» WHAT YOU NEED TO DO
In the entries below, spot each line with the word "test" and copy it.

» INPUT RECORDS
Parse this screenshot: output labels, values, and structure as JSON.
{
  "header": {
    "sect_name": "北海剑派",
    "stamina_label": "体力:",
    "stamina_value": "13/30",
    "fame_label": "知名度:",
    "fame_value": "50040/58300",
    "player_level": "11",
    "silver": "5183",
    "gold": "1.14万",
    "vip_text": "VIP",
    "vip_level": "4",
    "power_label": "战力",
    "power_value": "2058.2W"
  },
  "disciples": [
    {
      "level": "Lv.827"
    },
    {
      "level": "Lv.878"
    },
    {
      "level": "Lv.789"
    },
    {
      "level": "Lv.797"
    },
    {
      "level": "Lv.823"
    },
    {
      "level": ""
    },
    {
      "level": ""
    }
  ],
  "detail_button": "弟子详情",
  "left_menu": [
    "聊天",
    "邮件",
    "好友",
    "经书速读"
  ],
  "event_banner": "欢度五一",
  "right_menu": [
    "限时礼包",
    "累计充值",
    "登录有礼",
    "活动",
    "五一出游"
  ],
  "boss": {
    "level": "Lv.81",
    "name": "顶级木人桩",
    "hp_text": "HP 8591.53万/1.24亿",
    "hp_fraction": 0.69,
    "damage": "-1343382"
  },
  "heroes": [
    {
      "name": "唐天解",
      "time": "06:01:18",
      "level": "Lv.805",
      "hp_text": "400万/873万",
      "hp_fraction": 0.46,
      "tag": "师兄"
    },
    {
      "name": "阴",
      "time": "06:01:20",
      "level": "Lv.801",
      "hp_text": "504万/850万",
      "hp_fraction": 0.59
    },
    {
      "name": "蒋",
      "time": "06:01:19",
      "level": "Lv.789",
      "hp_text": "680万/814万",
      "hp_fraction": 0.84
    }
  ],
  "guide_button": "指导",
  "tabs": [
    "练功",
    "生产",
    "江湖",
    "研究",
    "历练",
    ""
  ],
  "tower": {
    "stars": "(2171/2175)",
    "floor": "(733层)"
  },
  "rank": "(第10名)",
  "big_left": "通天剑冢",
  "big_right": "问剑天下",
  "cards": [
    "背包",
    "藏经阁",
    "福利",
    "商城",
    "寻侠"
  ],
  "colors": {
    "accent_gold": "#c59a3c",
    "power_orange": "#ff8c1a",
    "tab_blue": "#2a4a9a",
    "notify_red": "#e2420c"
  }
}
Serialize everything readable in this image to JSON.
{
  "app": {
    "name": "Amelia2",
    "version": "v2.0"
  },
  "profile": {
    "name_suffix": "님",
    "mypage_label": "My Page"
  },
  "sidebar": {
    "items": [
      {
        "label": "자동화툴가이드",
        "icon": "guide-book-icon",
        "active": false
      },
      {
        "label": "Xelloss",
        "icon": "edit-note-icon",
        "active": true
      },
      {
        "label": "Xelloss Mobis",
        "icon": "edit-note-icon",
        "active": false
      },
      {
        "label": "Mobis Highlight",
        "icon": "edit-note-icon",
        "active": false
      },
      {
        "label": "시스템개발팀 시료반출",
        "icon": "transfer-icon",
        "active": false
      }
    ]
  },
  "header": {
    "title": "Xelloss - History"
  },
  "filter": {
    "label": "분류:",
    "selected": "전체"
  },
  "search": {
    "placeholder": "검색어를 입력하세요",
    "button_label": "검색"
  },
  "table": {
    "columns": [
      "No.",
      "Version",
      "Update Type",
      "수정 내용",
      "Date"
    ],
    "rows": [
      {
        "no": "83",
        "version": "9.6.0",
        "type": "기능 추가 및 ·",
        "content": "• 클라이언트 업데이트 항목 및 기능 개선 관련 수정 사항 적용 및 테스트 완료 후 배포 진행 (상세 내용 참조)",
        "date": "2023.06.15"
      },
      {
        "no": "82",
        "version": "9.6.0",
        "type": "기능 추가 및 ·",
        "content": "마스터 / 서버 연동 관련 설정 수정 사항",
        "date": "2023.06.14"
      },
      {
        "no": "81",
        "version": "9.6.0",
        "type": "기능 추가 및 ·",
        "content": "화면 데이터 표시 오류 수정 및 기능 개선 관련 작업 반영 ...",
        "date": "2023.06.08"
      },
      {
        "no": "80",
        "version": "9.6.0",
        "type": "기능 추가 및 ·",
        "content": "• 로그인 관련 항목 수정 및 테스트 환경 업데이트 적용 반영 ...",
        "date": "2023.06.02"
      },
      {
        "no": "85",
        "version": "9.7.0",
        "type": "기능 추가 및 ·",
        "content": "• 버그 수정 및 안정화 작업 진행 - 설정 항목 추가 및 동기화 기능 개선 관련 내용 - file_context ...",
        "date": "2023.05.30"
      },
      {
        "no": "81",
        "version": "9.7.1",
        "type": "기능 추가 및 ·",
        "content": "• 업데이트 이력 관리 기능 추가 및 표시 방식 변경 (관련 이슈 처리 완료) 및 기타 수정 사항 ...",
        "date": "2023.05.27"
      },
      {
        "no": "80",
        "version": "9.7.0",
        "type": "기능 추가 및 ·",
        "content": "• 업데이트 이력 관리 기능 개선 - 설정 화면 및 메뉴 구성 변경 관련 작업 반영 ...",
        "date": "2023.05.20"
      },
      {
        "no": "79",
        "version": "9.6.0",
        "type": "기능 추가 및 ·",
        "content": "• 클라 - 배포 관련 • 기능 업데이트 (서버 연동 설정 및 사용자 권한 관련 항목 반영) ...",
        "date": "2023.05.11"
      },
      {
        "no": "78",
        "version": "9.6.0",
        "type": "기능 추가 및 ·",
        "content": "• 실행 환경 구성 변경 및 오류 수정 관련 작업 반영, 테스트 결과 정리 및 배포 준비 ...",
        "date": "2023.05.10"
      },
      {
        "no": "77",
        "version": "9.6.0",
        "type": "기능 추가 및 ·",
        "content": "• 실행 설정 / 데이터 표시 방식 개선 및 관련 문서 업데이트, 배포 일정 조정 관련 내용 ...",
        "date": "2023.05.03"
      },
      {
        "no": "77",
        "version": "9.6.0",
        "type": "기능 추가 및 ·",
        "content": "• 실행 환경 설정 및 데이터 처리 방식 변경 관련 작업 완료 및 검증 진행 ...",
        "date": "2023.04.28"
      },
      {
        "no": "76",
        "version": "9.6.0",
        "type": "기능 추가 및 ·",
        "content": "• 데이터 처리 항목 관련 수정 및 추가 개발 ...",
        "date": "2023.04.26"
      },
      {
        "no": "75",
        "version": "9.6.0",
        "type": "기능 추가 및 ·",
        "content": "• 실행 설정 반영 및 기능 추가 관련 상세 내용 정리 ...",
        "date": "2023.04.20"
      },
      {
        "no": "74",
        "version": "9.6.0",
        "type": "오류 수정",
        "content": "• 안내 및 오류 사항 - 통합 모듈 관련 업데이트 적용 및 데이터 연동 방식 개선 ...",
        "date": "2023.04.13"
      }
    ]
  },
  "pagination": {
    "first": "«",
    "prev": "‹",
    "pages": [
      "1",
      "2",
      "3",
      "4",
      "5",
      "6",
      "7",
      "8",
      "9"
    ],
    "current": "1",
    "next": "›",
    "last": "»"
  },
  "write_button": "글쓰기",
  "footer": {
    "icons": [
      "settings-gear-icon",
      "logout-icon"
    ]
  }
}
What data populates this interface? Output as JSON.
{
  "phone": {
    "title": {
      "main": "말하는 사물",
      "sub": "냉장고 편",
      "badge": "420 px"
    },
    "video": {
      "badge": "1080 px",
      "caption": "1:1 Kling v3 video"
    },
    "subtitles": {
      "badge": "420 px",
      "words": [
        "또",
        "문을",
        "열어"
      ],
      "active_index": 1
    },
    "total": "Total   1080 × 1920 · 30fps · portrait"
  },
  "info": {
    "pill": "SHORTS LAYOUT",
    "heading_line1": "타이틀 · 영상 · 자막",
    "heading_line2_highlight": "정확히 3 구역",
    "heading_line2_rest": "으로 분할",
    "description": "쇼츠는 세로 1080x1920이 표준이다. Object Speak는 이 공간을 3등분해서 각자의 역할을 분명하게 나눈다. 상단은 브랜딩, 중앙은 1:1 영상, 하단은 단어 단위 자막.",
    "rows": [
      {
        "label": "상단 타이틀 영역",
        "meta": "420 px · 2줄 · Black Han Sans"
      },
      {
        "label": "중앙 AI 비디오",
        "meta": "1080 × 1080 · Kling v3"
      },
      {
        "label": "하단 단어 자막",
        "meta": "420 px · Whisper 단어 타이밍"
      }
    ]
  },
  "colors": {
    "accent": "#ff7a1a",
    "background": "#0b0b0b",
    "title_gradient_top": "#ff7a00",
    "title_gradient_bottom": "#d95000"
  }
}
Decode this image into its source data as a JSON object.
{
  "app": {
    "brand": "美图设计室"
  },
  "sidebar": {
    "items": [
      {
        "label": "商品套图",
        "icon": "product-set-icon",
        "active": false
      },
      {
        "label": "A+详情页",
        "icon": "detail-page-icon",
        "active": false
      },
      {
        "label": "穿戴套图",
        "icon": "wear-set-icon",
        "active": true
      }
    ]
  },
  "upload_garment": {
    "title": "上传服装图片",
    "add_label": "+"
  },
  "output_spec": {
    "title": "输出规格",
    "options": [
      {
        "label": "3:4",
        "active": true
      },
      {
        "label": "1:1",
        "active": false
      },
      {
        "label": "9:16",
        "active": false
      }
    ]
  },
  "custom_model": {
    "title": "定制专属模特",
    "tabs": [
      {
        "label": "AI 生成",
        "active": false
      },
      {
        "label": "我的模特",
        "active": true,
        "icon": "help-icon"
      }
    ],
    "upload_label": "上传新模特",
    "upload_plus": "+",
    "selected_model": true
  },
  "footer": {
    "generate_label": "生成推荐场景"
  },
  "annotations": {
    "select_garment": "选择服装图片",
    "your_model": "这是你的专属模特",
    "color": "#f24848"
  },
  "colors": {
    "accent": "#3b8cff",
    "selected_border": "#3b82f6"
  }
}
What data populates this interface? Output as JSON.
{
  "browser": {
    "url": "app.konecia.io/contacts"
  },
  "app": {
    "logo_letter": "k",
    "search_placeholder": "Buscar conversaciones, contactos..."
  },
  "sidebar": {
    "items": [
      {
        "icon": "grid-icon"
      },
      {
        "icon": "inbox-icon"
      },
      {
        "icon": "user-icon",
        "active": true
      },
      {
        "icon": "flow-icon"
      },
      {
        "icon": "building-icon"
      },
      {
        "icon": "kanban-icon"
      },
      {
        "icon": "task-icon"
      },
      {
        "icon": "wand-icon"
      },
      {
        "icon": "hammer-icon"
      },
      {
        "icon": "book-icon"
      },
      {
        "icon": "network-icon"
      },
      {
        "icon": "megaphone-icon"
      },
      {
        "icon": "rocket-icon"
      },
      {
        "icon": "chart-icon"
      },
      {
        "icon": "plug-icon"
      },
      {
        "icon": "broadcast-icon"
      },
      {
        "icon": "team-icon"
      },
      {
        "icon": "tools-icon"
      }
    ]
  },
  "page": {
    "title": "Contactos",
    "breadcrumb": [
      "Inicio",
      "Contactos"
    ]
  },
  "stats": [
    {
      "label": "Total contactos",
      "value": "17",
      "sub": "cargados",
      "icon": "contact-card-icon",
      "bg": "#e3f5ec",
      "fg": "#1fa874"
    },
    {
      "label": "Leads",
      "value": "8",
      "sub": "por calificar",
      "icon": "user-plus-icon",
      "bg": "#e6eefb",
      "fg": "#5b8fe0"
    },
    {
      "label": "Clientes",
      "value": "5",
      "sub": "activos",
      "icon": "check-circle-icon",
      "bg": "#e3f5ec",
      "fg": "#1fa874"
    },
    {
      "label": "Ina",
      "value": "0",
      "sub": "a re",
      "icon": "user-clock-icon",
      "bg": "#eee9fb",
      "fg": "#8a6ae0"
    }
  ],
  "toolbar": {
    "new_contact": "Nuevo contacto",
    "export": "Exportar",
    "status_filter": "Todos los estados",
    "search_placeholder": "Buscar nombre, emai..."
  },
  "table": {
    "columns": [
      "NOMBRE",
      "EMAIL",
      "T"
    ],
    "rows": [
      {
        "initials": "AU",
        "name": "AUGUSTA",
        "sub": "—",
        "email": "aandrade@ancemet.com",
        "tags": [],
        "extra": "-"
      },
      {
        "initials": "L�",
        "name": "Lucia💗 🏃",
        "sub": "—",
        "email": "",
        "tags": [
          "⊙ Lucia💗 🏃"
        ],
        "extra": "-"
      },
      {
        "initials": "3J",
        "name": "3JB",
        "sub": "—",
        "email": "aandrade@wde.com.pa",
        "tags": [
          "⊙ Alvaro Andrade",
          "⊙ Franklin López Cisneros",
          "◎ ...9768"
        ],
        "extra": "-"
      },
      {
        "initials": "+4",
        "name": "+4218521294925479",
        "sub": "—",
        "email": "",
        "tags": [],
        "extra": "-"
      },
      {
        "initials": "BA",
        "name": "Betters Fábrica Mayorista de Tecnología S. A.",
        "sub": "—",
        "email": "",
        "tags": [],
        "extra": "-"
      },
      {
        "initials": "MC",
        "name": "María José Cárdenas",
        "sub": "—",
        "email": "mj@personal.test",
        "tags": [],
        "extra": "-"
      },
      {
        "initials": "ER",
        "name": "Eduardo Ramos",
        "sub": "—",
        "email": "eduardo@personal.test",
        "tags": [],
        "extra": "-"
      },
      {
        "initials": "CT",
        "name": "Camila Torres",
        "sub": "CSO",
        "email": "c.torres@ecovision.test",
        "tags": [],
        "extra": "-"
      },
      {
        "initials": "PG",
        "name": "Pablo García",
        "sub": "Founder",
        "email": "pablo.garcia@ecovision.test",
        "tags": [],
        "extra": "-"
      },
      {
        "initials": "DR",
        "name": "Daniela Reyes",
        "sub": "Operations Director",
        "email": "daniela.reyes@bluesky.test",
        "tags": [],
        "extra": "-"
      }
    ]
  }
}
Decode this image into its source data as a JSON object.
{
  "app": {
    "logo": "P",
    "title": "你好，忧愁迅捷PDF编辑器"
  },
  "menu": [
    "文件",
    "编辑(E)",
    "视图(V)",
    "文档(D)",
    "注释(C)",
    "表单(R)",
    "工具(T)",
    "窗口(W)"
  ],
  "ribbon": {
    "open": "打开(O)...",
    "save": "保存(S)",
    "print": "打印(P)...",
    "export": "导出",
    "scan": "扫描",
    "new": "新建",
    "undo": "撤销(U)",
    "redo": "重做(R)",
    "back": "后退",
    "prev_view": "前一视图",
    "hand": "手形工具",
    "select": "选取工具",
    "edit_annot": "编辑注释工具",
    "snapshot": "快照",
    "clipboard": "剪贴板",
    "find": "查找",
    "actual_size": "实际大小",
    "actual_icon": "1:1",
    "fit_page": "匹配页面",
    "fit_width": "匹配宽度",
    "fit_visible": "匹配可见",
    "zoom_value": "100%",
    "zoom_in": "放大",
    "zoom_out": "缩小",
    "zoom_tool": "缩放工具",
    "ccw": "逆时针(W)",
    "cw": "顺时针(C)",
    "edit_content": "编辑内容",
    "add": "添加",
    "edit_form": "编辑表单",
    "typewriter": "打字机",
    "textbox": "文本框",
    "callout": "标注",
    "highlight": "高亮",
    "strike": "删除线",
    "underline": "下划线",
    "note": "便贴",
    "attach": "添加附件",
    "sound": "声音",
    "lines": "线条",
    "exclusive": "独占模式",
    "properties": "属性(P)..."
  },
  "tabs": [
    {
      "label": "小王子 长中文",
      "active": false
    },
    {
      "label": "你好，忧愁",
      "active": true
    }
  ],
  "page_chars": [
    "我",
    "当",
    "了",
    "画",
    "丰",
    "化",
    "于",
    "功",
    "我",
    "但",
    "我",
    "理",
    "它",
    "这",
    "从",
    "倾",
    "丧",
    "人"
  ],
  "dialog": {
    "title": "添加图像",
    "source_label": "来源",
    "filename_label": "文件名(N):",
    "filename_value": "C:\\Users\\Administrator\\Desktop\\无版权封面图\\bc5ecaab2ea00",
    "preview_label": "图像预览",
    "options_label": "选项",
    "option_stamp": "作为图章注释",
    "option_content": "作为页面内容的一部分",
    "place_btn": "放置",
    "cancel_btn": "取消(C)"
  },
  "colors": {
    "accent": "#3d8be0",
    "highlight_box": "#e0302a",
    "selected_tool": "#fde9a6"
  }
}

» RESPONSE
        "email": "mj@personal.test",
        "email": "eduardo@personal.test",
        "email": "c.torres@ecovision.test",
        "email": "pablo.garcia@ecovision.test",
        "email": "daniela.reyes@bluesky.test",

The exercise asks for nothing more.